Skip to content Skip to footer

The technology foundation for remote working during coronavirus

Matt Oostveen, chief technology officer, Asia Pacific & Japan, Pure Storage, explains exactly what technology is needed to ensure that your employees are able to complete their jobs effectively while working remotely during the current coronavirus epidemic.  

The ongoing COVID-19 epidemic has brought the spotlight back on teleworking as organisations put in place business continuity plans that include dividing employees into office-based and work-from-home. Some organisations are obviously more setup for teleworking employees having put in place the technology infrastructure to do so. 

One of the technologies that facilitate teleworking is desktop virtualisation which, as its name implies, virtualises computing resources such that critical data remains on centralised data centres with employees accessing this data and other applications on a variety of devices either in the office or in remote locations.

The benefits of putting in place a virtual desktop infrastructure (VDI) include business continuity, rapid data recovery and enhanced security and data protection but these benefits are not guaranteed.  

Some organisations find that their first attempt at virtualisation causes as many problems as it solves, particularly when it comes to disappointing end-user performance, unexpected management complexity, and high costs. Or, VDI may function well at the start, but fails to scale larger over time.

In many instances where the results from a VDI implementation are disappointing, there is a clearly identifiable cause – an inadequate storage system. Typically, this involves legacy spinning-disk systems; but sometimes hybrid systems that combine hard disk and solid-state technologies are the culprit.

Undoubtedly, many of the related technologies such as hypervisors, networking, load balancers, and security have seen improvements but probably the most important element that has taken VDI to the next stage is the advent of reliable, flash-based storage.

In 2012, Pure Storage introduced the first all-flash enterprise storage array to market and VDI was among the best use-cases for all-flash storage.   

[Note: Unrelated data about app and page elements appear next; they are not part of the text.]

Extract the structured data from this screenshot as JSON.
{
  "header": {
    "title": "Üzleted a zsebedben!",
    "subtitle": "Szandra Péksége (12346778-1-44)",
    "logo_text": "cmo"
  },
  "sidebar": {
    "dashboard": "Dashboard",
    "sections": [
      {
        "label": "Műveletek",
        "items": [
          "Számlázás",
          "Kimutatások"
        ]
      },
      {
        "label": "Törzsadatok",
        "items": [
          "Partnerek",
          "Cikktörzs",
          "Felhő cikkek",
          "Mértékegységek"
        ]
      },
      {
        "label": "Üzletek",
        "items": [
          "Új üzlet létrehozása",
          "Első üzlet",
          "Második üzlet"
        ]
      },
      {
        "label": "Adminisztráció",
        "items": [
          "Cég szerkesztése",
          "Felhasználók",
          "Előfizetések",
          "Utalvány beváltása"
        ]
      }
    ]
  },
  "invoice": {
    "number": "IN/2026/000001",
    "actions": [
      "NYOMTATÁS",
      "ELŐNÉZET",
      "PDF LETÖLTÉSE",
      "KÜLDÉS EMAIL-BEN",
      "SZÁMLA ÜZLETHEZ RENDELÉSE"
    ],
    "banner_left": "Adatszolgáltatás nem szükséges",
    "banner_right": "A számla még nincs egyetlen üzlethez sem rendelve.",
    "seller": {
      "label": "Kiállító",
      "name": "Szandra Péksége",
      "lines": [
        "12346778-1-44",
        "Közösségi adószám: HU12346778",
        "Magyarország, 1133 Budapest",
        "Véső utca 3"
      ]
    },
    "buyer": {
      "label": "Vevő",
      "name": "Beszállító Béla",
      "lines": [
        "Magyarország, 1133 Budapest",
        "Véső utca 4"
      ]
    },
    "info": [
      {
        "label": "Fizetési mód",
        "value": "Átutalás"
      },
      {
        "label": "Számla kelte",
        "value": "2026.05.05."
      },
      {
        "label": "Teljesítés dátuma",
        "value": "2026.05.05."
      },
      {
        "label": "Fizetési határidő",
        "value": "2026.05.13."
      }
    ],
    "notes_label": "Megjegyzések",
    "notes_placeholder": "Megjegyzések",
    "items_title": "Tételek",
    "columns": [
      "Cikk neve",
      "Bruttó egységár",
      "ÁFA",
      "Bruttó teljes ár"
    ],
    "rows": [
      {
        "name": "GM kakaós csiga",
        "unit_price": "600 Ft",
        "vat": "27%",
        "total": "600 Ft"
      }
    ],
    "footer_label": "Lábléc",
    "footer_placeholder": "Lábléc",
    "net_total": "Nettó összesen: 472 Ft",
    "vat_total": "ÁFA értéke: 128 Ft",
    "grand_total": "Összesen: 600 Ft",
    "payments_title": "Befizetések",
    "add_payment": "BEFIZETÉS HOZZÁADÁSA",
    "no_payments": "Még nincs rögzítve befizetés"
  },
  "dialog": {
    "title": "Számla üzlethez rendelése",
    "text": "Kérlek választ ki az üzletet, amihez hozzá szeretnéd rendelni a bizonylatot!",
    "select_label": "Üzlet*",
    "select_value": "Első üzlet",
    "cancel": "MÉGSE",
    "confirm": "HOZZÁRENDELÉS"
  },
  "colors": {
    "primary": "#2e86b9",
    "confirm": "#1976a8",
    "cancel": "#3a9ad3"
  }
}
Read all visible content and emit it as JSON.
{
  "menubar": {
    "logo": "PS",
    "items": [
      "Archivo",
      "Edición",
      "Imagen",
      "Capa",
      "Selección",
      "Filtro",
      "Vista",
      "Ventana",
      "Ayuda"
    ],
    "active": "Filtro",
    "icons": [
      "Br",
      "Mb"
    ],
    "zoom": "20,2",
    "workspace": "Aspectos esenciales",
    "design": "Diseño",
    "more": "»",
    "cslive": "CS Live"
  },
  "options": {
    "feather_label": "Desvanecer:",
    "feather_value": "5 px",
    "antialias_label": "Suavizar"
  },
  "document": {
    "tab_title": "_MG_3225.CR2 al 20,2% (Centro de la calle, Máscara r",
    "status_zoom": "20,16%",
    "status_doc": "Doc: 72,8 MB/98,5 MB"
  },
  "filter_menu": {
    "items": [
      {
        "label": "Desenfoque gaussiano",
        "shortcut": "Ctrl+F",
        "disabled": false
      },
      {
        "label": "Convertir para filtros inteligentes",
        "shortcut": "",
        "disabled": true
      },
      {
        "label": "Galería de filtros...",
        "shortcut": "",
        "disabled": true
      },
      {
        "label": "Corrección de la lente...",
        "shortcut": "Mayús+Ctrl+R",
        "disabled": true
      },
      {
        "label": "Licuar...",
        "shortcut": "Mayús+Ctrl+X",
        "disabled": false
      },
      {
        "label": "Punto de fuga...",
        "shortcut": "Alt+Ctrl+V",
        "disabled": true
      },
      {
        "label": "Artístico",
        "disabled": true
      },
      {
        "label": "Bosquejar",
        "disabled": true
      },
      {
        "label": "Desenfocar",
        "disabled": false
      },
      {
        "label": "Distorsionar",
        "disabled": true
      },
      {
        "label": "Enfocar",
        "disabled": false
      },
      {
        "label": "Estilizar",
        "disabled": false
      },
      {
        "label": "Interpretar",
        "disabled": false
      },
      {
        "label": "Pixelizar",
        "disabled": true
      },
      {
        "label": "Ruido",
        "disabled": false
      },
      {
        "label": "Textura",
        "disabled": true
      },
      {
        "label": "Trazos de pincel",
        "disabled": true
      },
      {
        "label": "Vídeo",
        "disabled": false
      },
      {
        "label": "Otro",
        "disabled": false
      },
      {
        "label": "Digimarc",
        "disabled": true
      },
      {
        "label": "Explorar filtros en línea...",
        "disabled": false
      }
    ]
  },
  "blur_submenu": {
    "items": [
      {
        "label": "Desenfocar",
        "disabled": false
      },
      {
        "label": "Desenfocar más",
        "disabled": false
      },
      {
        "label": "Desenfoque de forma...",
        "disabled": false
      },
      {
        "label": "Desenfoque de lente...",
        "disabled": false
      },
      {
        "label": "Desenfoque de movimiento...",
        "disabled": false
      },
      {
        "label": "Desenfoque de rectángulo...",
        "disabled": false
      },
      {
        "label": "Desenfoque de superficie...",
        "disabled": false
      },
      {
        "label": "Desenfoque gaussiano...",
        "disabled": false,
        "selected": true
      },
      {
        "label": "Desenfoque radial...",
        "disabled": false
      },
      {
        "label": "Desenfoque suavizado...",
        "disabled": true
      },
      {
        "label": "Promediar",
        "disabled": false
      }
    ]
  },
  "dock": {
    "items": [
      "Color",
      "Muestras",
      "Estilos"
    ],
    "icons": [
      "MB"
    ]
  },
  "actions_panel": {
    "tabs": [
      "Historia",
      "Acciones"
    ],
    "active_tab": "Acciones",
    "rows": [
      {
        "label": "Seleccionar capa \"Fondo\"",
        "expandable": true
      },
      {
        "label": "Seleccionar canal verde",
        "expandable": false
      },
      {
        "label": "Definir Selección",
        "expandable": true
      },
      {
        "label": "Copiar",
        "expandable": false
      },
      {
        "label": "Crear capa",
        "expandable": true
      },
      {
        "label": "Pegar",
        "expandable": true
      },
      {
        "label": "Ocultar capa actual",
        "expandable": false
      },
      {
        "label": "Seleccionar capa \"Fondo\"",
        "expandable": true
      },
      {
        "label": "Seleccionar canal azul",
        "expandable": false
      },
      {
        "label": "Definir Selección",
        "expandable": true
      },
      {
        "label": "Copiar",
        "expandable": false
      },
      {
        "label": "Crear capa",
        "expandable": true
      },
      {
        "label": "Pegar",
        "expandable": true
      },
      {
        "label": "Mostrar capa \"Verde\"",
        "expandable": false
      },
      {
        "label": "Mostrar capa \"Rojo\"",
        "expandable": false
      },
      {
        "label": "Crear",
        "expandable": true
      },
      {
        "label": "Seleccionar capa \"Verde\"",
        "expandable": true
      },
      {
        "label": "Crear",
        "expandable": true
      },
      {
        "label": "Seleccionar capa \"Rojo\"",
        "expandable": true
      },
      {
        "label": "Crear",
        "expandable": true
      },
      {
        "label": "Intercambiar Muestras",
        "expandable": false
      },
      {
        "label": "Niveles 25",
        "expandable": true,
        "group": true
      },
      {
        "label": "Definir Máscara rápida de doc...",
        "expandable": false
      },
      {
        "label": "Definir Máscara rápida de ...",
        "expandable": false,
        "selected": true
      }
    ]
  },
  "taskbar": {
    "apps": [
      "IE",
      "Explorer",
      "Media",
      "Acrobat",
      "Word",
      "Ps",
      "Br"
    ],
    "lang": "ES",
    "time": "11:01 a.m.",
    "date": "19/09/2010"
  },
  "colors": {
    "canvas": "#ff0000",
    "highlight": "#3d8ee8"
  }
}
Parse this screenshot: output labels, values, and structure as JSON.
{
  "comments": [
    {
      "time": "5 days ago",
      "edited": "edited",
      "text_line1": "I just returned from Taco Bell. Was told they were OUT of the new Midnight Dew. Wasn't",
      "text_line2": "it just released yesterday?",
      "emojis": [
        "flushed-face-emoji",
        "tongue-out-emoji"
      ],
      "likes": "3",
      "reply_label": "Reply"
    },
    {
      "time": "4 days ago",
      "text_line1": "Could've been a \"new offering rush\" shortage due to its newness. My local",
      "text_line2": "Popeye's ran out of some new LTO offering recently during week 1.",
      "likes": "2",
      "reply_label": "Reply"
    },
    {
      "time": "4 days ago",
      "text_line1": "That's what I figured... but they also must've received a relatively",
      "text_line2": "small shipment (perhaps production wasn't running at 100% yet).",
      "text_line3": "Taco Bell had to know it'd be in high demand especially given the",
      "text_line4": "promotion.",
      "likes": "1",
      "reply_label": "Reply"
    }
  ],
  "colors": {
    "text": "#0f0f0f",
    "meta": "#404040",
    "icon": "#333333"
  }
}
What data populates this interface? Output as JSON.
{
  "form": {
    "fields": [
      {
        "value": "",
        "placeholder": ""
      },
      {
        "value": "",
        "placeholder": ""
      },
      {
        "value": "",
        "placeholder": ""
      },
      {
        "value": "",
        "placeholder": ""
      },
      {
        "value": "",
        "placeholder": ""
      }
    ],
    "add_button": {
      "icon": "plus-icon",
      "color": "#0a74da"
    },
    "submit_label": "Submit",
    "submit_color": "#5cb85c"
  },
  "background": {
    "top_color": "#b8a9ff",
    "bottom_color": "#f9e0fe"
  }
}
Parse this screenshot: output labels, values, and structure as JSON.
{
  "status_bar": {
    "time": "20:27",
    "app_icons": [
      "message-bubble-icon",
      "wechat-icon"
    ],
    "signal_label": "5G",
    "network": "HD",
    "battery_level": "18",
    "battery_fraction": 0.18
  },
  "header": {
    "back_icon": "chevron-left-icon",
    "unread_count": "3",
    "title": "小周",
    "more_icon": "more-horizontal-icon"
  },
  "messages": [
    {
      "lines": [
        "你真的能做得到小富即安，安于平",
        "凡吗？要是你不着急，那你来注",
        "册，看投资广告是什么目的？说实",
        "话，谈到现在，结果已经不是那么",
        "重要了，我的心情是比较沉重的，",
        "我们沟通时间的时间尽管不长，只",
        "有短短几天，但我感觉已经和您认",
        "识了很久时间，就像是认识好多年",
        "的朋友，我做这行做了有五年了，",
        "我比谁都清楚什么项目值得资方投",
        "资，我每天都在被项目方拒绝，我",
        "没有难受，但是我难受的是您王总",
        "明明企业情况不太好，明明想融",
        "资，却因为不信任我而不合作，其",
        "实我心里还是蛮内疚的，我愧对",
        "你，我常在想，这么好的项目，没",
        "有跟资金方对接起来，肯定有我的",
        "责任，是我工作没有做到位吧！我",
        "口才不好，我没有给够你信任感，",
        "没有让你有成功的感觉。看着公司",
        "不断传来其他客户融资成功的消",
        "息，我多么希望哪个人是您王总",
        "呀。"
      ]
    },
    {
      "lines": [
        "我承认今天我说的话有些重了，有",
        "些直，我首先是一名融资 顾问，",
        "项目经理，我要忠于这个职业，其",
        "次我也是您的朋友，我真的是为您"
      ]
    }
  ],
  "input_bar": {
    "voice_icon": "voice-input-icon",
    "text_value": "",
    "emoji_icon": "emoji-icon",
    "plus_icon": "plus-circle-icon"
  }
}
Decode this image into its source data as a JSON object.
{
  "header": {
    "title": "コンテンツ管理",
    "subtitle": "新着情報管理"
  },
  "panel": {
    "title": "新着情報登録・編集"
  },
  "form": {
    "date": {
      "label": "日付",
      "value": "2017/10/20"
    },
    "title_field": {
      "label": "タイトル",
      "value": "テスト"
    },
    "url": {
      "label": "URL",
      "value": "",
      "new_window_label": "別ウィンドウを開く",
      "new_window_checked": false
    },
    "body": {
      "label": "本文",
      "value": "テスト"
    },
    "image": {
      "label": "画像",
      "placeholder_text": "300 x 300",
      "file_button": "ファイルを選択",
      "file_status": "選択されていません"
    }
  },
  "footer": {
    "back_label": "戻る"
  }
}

The quality that all-flash arrays afford to VDI is not only recognised by customers but also the industry. So if you work in an organization that has VDI and you experience performance issues, ask your IT department why aren’t they using flash-based storage?

You may also like

Stay In The Know

Get the Data Centre Review Newsletter direct to your inbox.